An email arrives from one Nick Murray, asking to be put in touch with our Bill Fishman, author of East End Jewish Radicals 1875-1914, one of those steady backlist sellers that is so nice to have on the list. Nick had found a reference to his paternal grandfather, Otto Shreiber in the book. Otto was an emigre friend of Rudolph Rocker, the (gentile, Yiddish-speaking) leader of the Jewish anarchist movement. Both had been living in London for years. With the usual logic of governments, Otto and Rocker were arrested as German nationals when the war broke out. That Otto was in Britain to escape the Kaiser was ironic, but no defence, and he was interned on the Isle of Man, where he died, details unknown. His Irish companion (many people in the anarchist movement did not marry) was Kathleen "Dolly" Murray who had two children. Dolly was unable to cope with the children in Otto's absence and Nick's father was put in the care of Edward and Constance Garnett. Edward was a writer, editor and critic (instrumental in getting DH Lawrence's Sons and Lovers published), while Constance was one of the first translators of Tolstoy, Chekhov and Dostoyevsky. The decades roll on, Nick having been born in 1940. His father - Otto's son - moved in the 1970s to St Ives to a house once occupied by the author and naturalist William Henry Hudson, by then long dead, but whose published letters included some to Edward Garnett way back when Otto's son was living with him.

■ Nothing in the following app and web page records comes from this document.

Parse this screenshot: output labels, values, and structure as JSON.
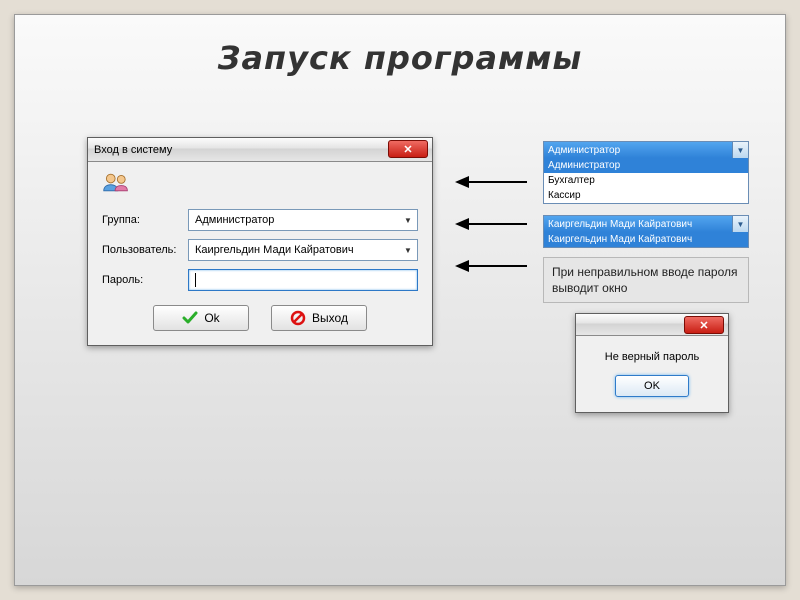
{
  "page_title": "Запуск программы",
  "login": {
    "title": "Вход в систему",
    "labels": {
      "group": "Группа:",
      "user": "Пользователь:",
      "password": "Пароль:"
    },
    "fields": {
      "group_value": "Администратор",
      "user_value": "Каиргельдин Мади Кайратович",
      "password_value": ""
    },
    "buttons": {
      "ok": "Ok",
      "exit": "Выход"
    }
  },
  "group_dropdown": {
    "selected": "Администратор",
    "options": [
      "Администратор",
      "Бухгалтер",
      "Кассир"
    ]
  },
  "user_dropdown": {
    "selected": "Каиргельдин Мади Кайратович",
    "options": [
      "Каиргельдин Мади Кайратович"
    ]
  },
  "info_text": "При неправильном вводе пароля выводит окно",
  "error_dialog": {
    "message": "Не верный пароль",
    "ok": "OK"
  }
}
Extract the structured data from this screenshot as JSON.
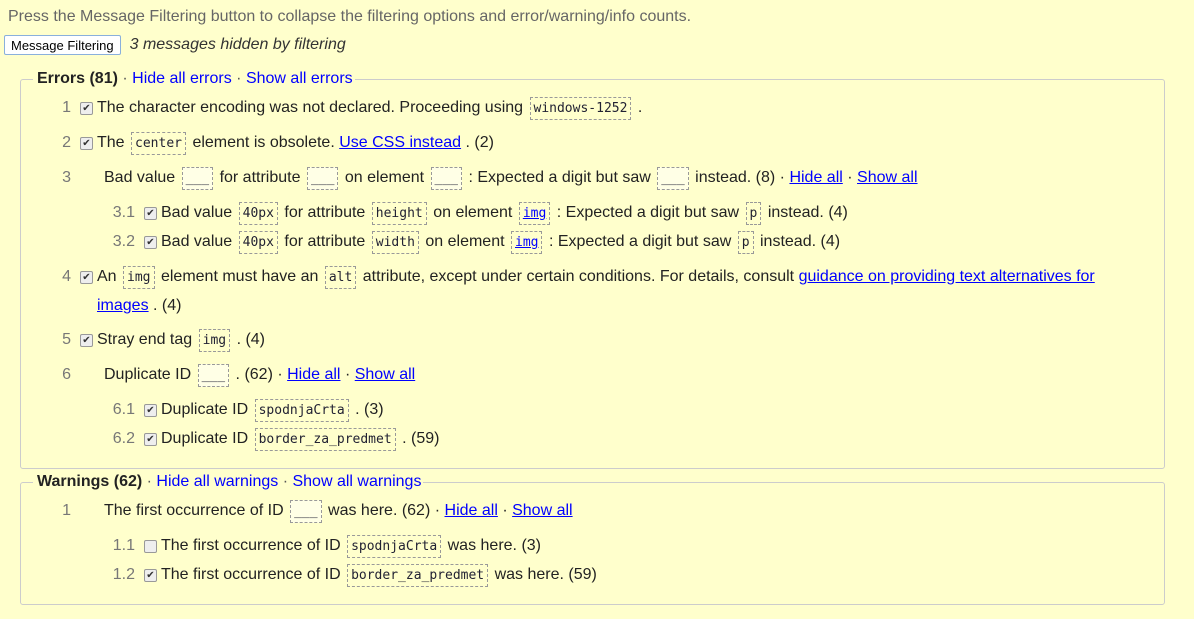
{
  "intro": "Press the Message Filtering button to collapse the filtering options and error/warning/info counts.",
  "filter_button": "Message Filtering",
  "hidden_count": "3 messages hidden by filtering",
  "colors": {
    "background": "#ffffcc",
    "link": "#0000ff"
  },
  "groups": [
    {
      "id": "errors",
      "title": "Errors (81)",
      "hide_all": "Hide all errors",
      "show_all": "Show all errors",
      "items": [
        {
          "num": "1",
          "checked": true,
          "segments": [
            {
              "t": "The character encoding was not declared. Proceeding using"
            },
            {
              "c": "windows-1252"
            },
            {
              "t": "."
            }
          ]
        },
        {
          "num": "2",
          "checked": true,
          "segments": [
            {
              "t": "The"
            },
            {
              "c": "center"
            },
            {
              "t": "element is obsolete."
            },
            {
              "l": "Use CSS instead"
            },
            {
              "t": ". (2)"
            }
          ]
        },
        {
          "num": "3",
          "segments": [
            {
              "t": "Bad value"
            },
            {
              "p": "___"
            },
            {
              "t": "for attribute"
            },
            {
              "p": "___"
            },
            {
              "t": "on element"
            },
            {
              "p": "___"
            },
            {
              "t": ": Expected a digit but saw"
            },
            {
              "p": "___"
            },
            {
              "t": "instead. (8) ·"
            },
            {
              "l": "Hide all"
            },
            {
              "t": "·"
            },
            {
              "l": "Show all"
            }
          ],
          "children": [
            {
              "num": "3.1",
              "checked": true,
              "segments": [
                {
                  "t": "Bad value"
                },
                {
                  "c": "40px"
                },
                {
                  "t": "for attribute"
                },
                {
                  "c": "height"
                },
                {
                  "t": "on element"
                },
                {
                  "cl": "img"
                },
                {
                  "t": ": Expected a digit but saw"
                },
                {
                  "c": "p"
                },
                {
                  "t": "instead. (4)"
                }
              ]
            },
            {
              "num": "3.2",
              "checked": true,
              "segments": [
                {
                  "t": "Bad value"
                },
                {
                  "c": "40px"
                },
                {
                  "t": "for attribute"
                },
                {
                  "c": "width"
                },
                {
                  "t": "on element"
                },
                {
                  "cl": "img"
                },
                {
                  "t": ": Expected a digit but saw"
                },
                {
                  "c": "p"
                },
                {
                  "t": "instead. (4)"
                }
              ]
            }
          ]
        },
        {
          "num": "4",
          "checked": true,
          "segments": [
            {
              "t": "An"
            },
            {
              "c": "img"
            },
            {
              "t": "element must have an"
            },
            {
              "c": "alt"
            },
            {
              "t": "attribute, except under certain conditions. For details, consult"
            },
            {
              "l": "guidance on providing text alternatives for images"
            },
            {
              "t": ". (4)"
            }
          ]
        },
        {
          "num": "5",
          "checked": true,
          "segments": [
            {
              "t": "Stray end tag"
            },
            {
              "c": "img"
            },
            {
              "t": ". (4)"
            }
          ]
        },
        {
          "num": "6",
          "segments": [
            {
              "t": "Duplicate ID"
            },
            {
              "p": "___"
            },
            {
              "t": ". (62) ·"
            },
            {
              "l": "Hide all"
            },
            {
              "t": "·"
            },
            {
              "l": "Show all"
            }
          ],
          "children": [
            {
              "num": "6.1",
              "checked": true,
              "segments": [
                {
                  "t": "Duplicate ID"
                },
                {
                  "c": "spodnjaCrta"
                },
                {
                  "t": ". (3)"
                }
              ]
            },
            {
              "num": "6.2",
              "checked": true,
              "segments": [
                {
                  "t": "Duplicate ID"
                },
                {
                  "c": "border_za_predmet"
                },
                {
                  "t": ". (59)"
                }
              ]
            }
          ]
        }
      ]
    },
    {
      "id": "warnings",
      "title": "Warnings (62)",
      "hide_all": "Hide all warnings",
      "show_all": "Show all warnings",
      "items": [
        {
          "num": "1",
          "segments": [
            {
              "t": "The first occurrence of ID"
            },
            {
              "p": "___"
            },
            {
              "t": "was here. (62) ·"
            },
            {
              "l": "Hide all"
            },
            {
              "t": "·"
            },
            {
              "l": "Show all"
            }
          ],
          "children": [
            {
              "num": "1.1",
              "checked": false,
              "segments": [
                {
                  "t": "The first occurrence of ID"
                },
                {
                  "c": "spodnjaCrta"
                },
                {
                  "t": "was here. (3)"
                }
              ]
            },
            {
              "num": "1.2",
              "checked": true,
              "segments": [
                {
                  "t": "The first occurrence of ID"
                },
                {
                  "c": "border_za_predmet"
                },
                {
                  "t": "was here. (59)"
                }
              ]
            }
          ]
        }
      ]
    }
  ]
}
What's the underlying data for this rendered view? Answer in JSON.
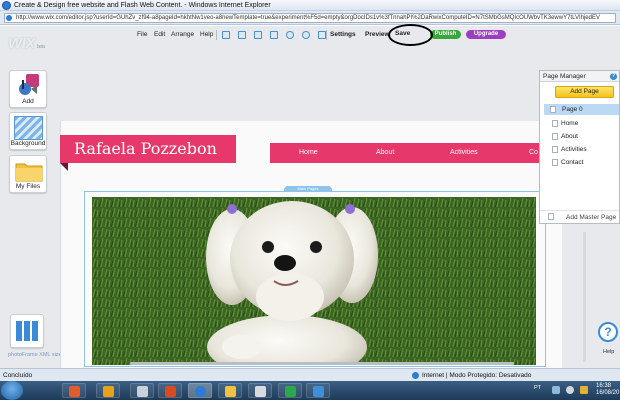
{
  "window": {
    "title": "Create & Design free website and Flash Web Content. - Windows Internet Explorer",
    "url": "http://www.wix.com/editor.jsp?userId=GUhZv_zf94-a8pageId=hkhtNw1veo-a8newTemplate=true&experiment%F5d=empty&orgDocIDs1v%3fTnnahPI%2DaRwixComputeID=N7tSMbGsMQIcOUWbvTK3ewwY7tLVIhjedEV"
  },
  "wix_logo": {
    "text": "WIX",
    "suffix": "beta"
  },
  "toolbar": {
    "file": "File",
    "edit": "Edit",
    "arrange": "Arrange",
    "help": "Help",
    "settings": "Settings",
    "preview": "Preview",
    "save": "Save",
    "publish": "Publish",
    "upgrade": "Upgrade"
  },
  "left_panel": {
    "add": "Add",
    "background": "Background",
    "my_files": "My Files",
    "footer": "photoFrame XML size: 16k"
  },
  "site": {
    "title": "Rafaela Pozzebon",
    "nav": [
      "Home",
      "About",
      "Activities",
      "Co"
    ],
    "strip_label": "Main Pages"
  },
  "page_manager": {
    "title": "Page Manager",
    "help": "?",
    "add_page": "Add Page",
    "root": "Page 0",
    "pages": [
      "Home",
      "About",
      "Activities",
      "Contact"
    ],
    "add_master": "Add Master Page"
  },
  "help_widget": {
    "symbol": "?",
    "label": "Help"
  },
  "status": {
    "left": "Concluído",
    "zone": "Internet | Modo Protegido: Desativado"
  },
  "taskbar": {
    "lang": "PT",
    "time": "16:38",
    "date": "16/08/20"
  },
  "colors": {
    "brand_pink": "#e6386a",
    "publish_green": "#3aa53a",
    "upgrade_purple": "#9b3fbf",
    "accent_blue": "#3a8ad8"
  }
}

I'm not sure if there is a moral in this rounded tale other than we are connected to history by very small steps. Which we all know.